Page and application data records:
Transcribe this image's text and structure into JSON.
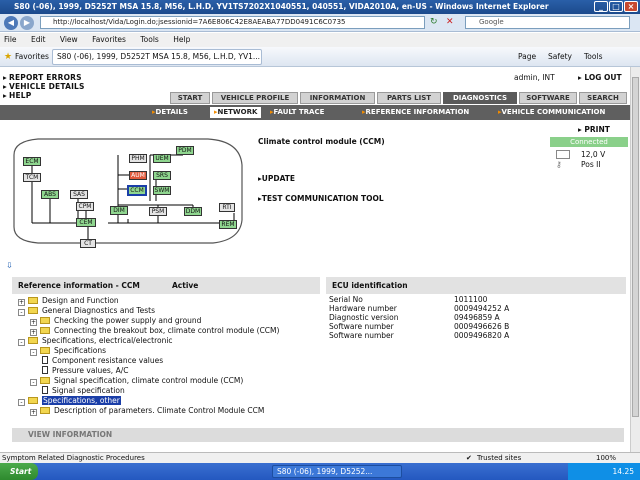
{
  "browser": {
    "title": "S80 (-06), 1999, D5252T MSA 15.8, M56, L.H.D, YV1TS7202X1040551, 040551, VIDA2010A, en-US - Windows Internet Explorer",
    "url": "http://localhost/Vida/Login.do;jsessionid=7A6E806C42E8AEABA77DD0491C6C0735",
    "search_placeholder": "Google",
    "menu": [
      "File",
      "Edit",
      "View",
      "Favorites",
      "Tools",
      "Help"
    ],
    "favorites_label": "Favorites",
    "tab_title": "S80 (-06), 1999, D5252T MSA 15.8, M56, L.H.D, YV1...",
    "toolbar": {
      "page": "Page",
      "safety": "Safety",
      "tools": "Tools"
    }
  },
  "header": {
    "links": [
      "REPORT ERRORS",
      "VEHICLE DETAILS",
      "HELP"
    ],
    "user": "admin, INT",
    "logout": "LOG OUT"
  },
  "tabs": [
    "START",
    "VEHICLE PROFILE",
    "INFORMATION",
    "PARTS LIST",
    "DIAGNOSTICS",
    "SOFTWARE",
    "SEARCH"
  ],
  "active_tab": "DIAGNOSTICS",
  "subtabs": [
    "DETAILS",
    "NETWORK",
    "FAULT TRACE",
    "REFERENCE INFORMATION",
    "VEHICLE COMMUNICATION"
  ],
  "active_subtab": "NETWORK",
  "print_label": "PRINT",
  "connection": {
    "status": "Connected",
    "voltage": "12,0 V",
    "key_position": "Pos II"
  },
  "network": {
    "ecus": {
      "ecm": "ECM",
      "tcm": "TCM",
      "abs": "ABS",
      "sas": "SAS",
      "cpm": "CPM",
      "cem": "CEM",
      "ct": "CT",
      "phm": "PHM",
      "uem": "UEM",
      "pdm": "PDM",
      "aum": "AUM",
      "srs": "SRS",
      "ccm": "CCM",
      "swm": "SWM",
      "dim": "DIM",
      "psm": "PSM",
      "ddm": "DDM",
      "rti": "RTI",
      "rem": "REM"
    },
    "selected": "CCM"
  },
  "module_title": "Climate control module (CCM)",
  "actions": {
    "update": "UPDATE",
    "test_comm": "TEST COMMUNICATION TOOL"
  },
  "reference": {
    "heading": "Reference information - CCM",
    "status": "Active",
    "tree": [
      "Design and Function",
      "General Diagnostics and Tests",
      "Checking the power supply and ground",
      "Connecting the breakout box, climate control module (CCM)",
      "Specifications, electrical/electronic",
      "Specifications",
      "Component resistance values",
      "Pressure values, A/C",
      "Signal specification, climate control module (CCM)",
      "Signal specification",
      "Specifications, other",
      "Description of parameters. Climate Control Module CCM"
    ]
  },
  "ecu_identification": {
    "heading": "ECU identification",
    "rows": [
      {
        "label": "Serial No",
        "value": "1011100"
      },
      {
        "label": "Hardware number",
        "value": "0009494252  A"
      },
      {
        "label": "Diagnostic version",
        "value": "09496859  A"
      },
      {
        "label": "Software number",
        "value": "0009496626  B"
      },
      {
        "label": "Software number",
        "value": "0009496820  A"
      }
    ]
  },
  "view_information": "VIEW INFORMATION",
  "statusbar": {
    "text": "Symptom Related Diagnostic Procedures",
    "zone": "Trusted sites",
    "zoom": "100%"
  },
  "taskbar": {
    "start": "Start",
    "item": "S80 (-06), 1999, D5252...",
    "clock": "14.25"
  }
}
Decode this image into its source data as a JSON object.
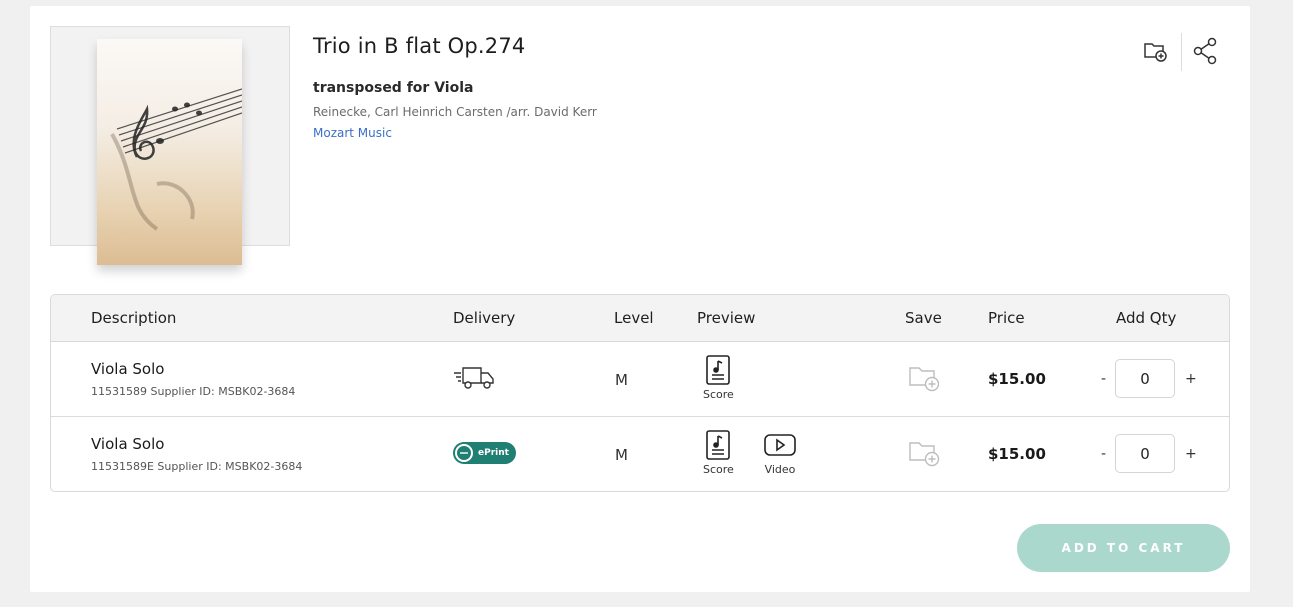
{
  "product": {
    "title": "Trio in B flat Op.274",
    "subtitle": "transposed for Viola",
    "composer": "Reinecke, Carl Heinrich Carsten /arr. David Kerr",
    "publisher": "Mozart Music"
  },
  "header_icons": {
    "save": "folder-plus-icon",
    "share": "share-icon"
  },
  "table": {
    "columns": [
      "Description",
      "Delivery",
      "Level",
      "Preview",
      "Save",
      "Price",
      "Add Qty"
    ],
    "rows": [
      {
        "name": "Viola Solo",
        "id_line": "11531589 Supplier ID: MSBK02-3684",
        "delivery": "truck-icon",
        "level": "M",
        "preview": [
          {
            "label": "Score",
            "icon": "score-icon"
          }
        ],
        "save": "folder-plus-icon",
        "price": "$15.00",
        "qty": "0",
        "minus": "-",
        "plus": "+"
      },
      {
        "name": "Viola Solo",
        "id_line": "11531589E Supplier ID: MSBK02-3684",
        "delivery": "ePrint",
        "level": "M",
        "preview": [
          {
            "label": "Score",
            "icon": "score-icon"
          },
          {
            "label": "Video",
            "icon": "play-icon"
          }
        ],
        "save": "folder-plus-icon",
        "price": "$15.00",
        "qty": "0",
        "minus": "-",
        "plus": "+"
      }
    ]
  },
  "cart_button": "ADD TO CART",
  "colors": {
    "accent_link": "#3b6fc7",
    "eprint_badge": "#1f7f72",
    "cart_button": "#abd8cd"
  }
}
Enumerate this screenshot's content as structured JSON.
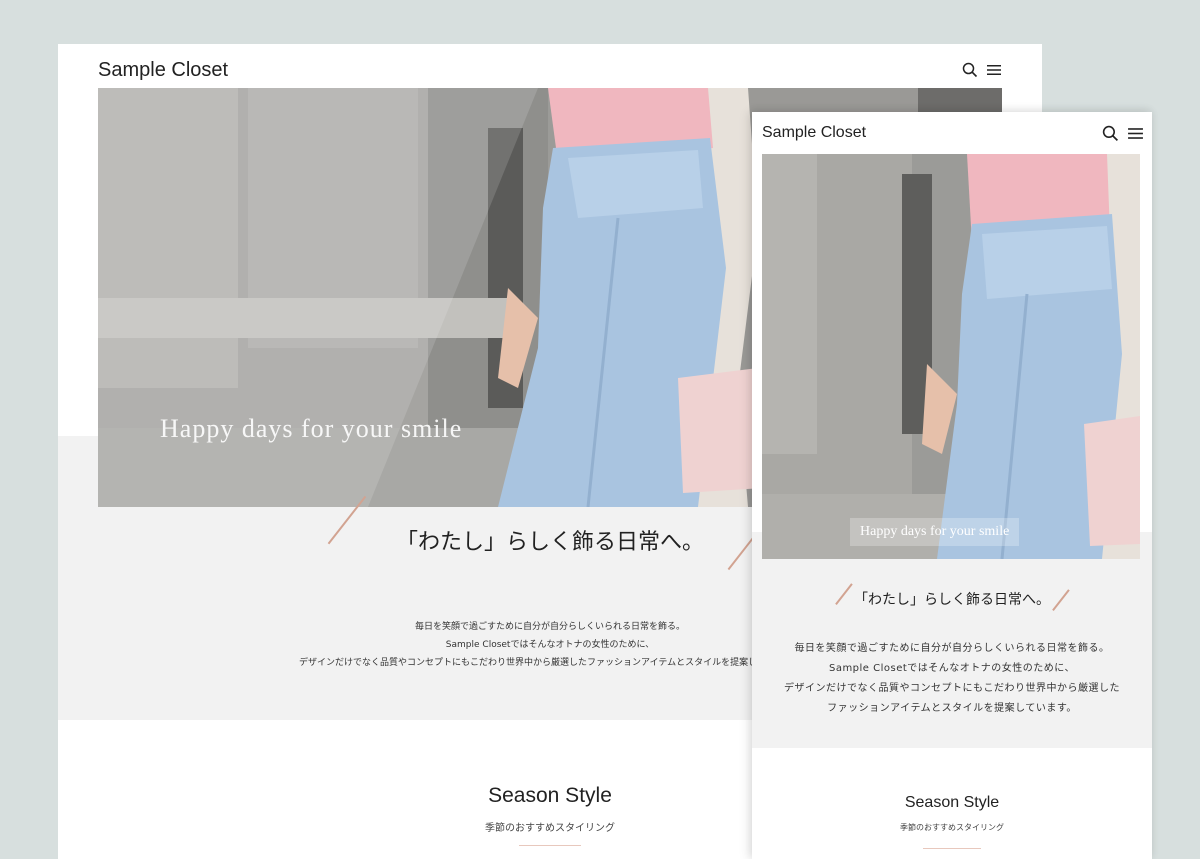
{
  "desktop": {
    "logo": "Sample Closet",
    "hero_tagline": "Happy days for your smile",
    "catchcopy": "「わたし」らしく飾る日常へ。",
    "description": [
      "毎日を笑顔で過ごすために自分が自分らしくいられる日常を飾る。",
      "Sample Closetではそんなオトナの女性のために、",
      "デザインだけでなく品質やコンセプトにもこだわり世界中から厳選したファッションアイテムとスタイルを提案しています。"
    ],
    "section_title": "Season Style",
    "section_subtitle": "季節のおすすめスタイリング"
  },
  "mobile": {
    "logo": "Sample Closet",
    "hero_tagline": "Happy days for your smile",
    "catchcopy": "「わたし」らしく飾る日常へ。",
    "description": [
      "毎日を笑顔で過ごすために自分が自分らしくいられる日常を飾る。",
      "Sample Closetではそんなオトナの女性のために、",
      "デザインだけでなく品質やコンセプトにもこだわり世界中から厳選した",
      "ファッションアイテムとスタイルを提案しています。"
    ],
    "section_title": "Season Style",
    "section_subtitle": "季節のおすすめスタイリング"
  },
  "icons": {
    "search": "search-icon",
    "menu": "hamburger-menu-icon"
  },
  "colors": {
    "background": "#d7dfde",
    "band": "#f2f2f2",
    "accent": "#d2a391",
    "denim": "#a9c4e0",
    "shirt": "#f0b7bf"
  }
}
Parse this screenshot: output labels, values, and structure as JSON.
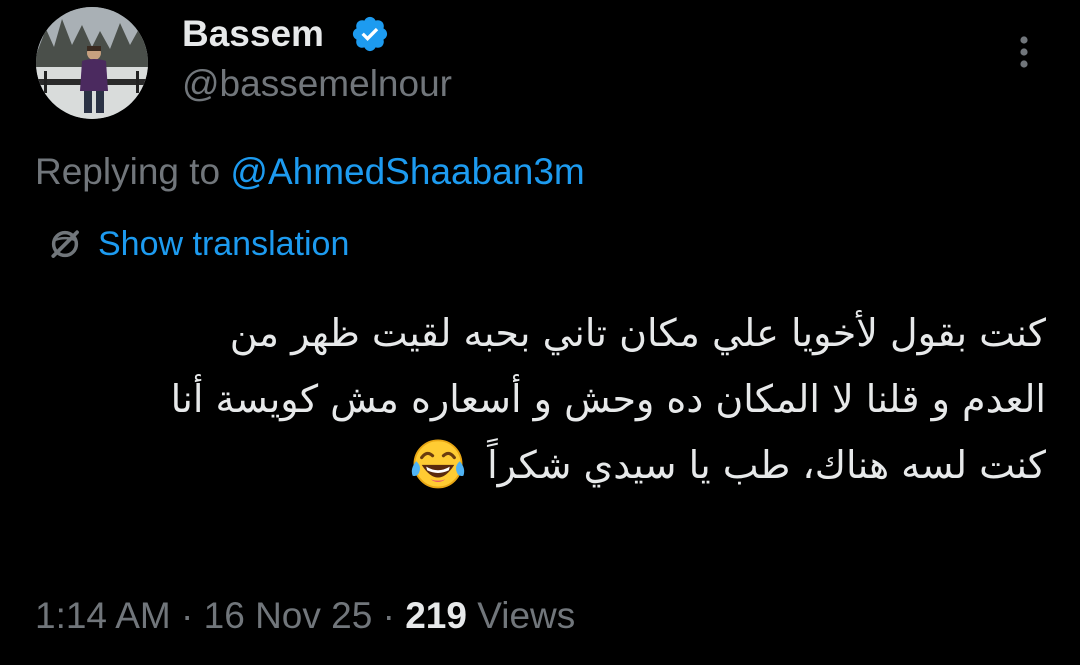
{
  "author": {
    "display_name": "Bassem",
    "handle": "@bassemelnour",
    "verified": true,
    "verified_color": "#1d9bf0"
  },
  "reply": {
    "prefix": "Replying to",
    "mention": "@AhmedShaaban3m"
  },
  "translation": {
    "label": "Show translation",
    "icon": "globe-slash-icon"
  },
  "tweet": {
    "lines": [
      "كنت بقول لأخويا علي مكان تاني بحبه لقيت ظهر من",
      "العدم و قلنا لا المكان ده وحش و أسعاره مش كويسة أنا",
      "كنت لسه هناك، طب يا سيدي شكراً"
    ],
    "emoji": "face-with-tears-of-joy"
  },
  "meta": {
    "time": "1:14 AM",
    "separator": "·",
    "date": "16 Nov 25",
    "views_count": "219",
    "views_label": "Views"
  },
  "colors": {
    "background": "#000000",
    "primary_text": "#e7e9ea",
    "secondary_text": "#71767b",
    "accent": "#1d9bf0"
  }
}
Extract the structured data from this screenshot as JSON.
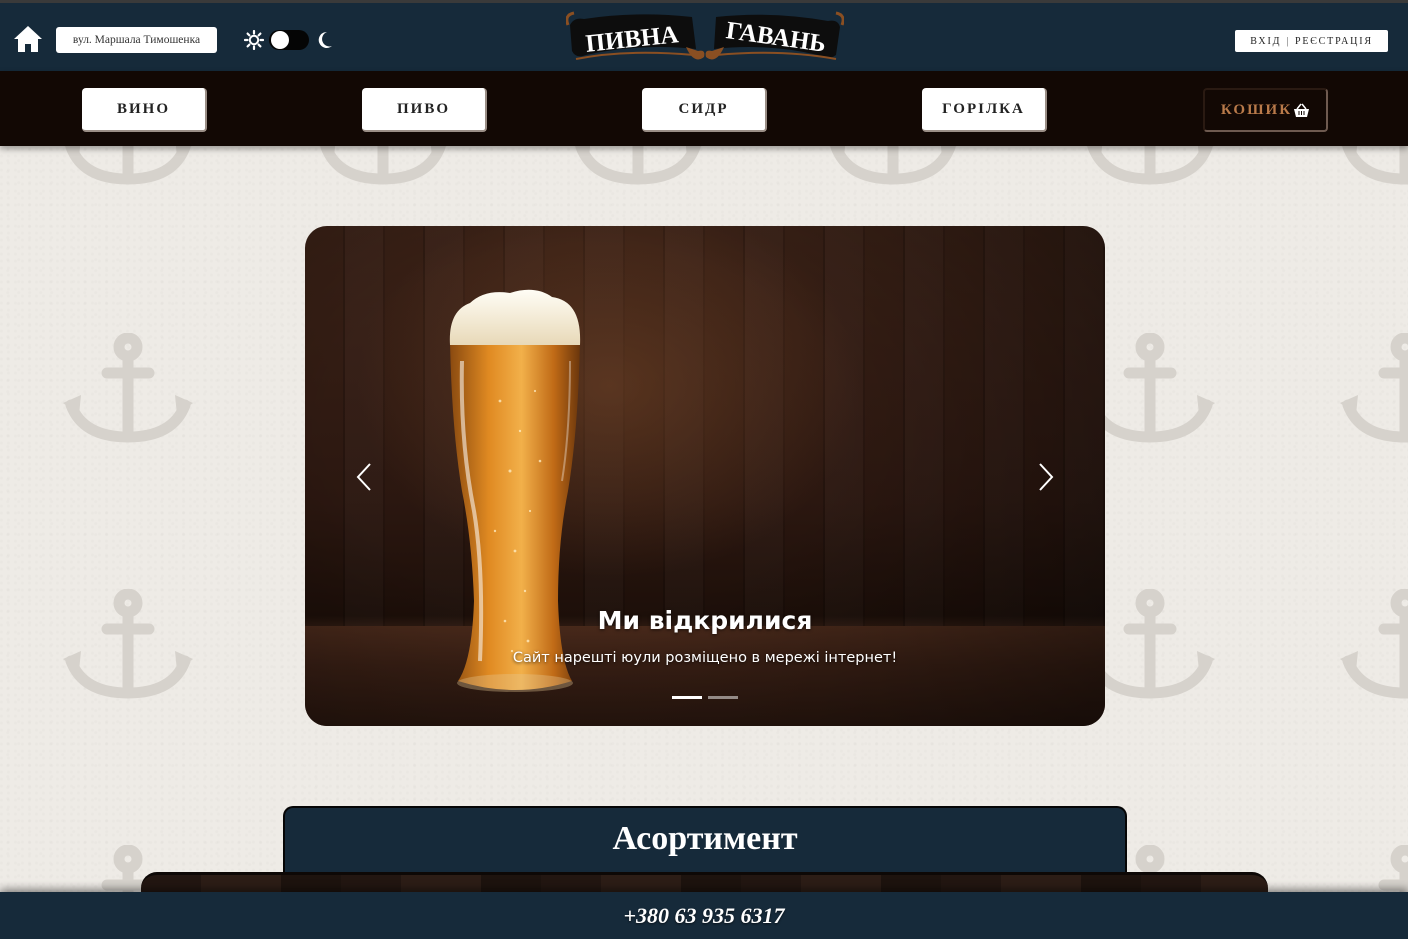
{
  "header": {
    "address": "вул. Маршала Тимошенка",
    "logo": {
      "word1": "ПИВНА",
      "word2": "ГАВАНЬ"
    },
    "auth": {
      "login": "ВХІД",
      "separator": "|",
      "register": "РЕЄСТРАЦІЯ"
    }
  },
  "nav": {
    "items": [
      {
        "label": "ВИНО"
      },
      {
        "label": "ПИВО"
      },
      {
        "label": "СИДР"
      },
      {
        "label": "ГОРІЛКА"
      }
    ],
    "cart_label": "КОШИК"
  },
  "carousel": {
    "title": "Ми відкрилися",
    "text": "Сайт нарешті юули розміщено в мережі інтернет!",
    "slide_count": 2,
    "active_slide": 1
  },
  "assortment": {
    "title": "Асортимент"
  },
  "footer": {
    "phone": "+380 63 935 6317"
  },
  "colors": {
    "header_bg": "#162a3a",
    "nav_bg": "#120804",
    "cart_accent": "#b97a4a",
    "page_bg": "#eeebe6"
  },
  "icons": [
    "home-icon",
    "sun-icon",
    "moon-icon",
    "basket-icon",
    "chevron-left-icon",
    "chevron-right-icon",
    "anchor-icon"
  ]
}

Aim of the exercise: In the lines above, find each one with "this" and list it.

Exercise response:
Transcribe this image's text and structure into JSON.
Decode this image into its source data as a JSON object.
Enumerate this screenshot's content as structured JSON.
Parse this screenshot: output labels, values, and structure as JSON.
Extract the structured data from this screenshot as JSON.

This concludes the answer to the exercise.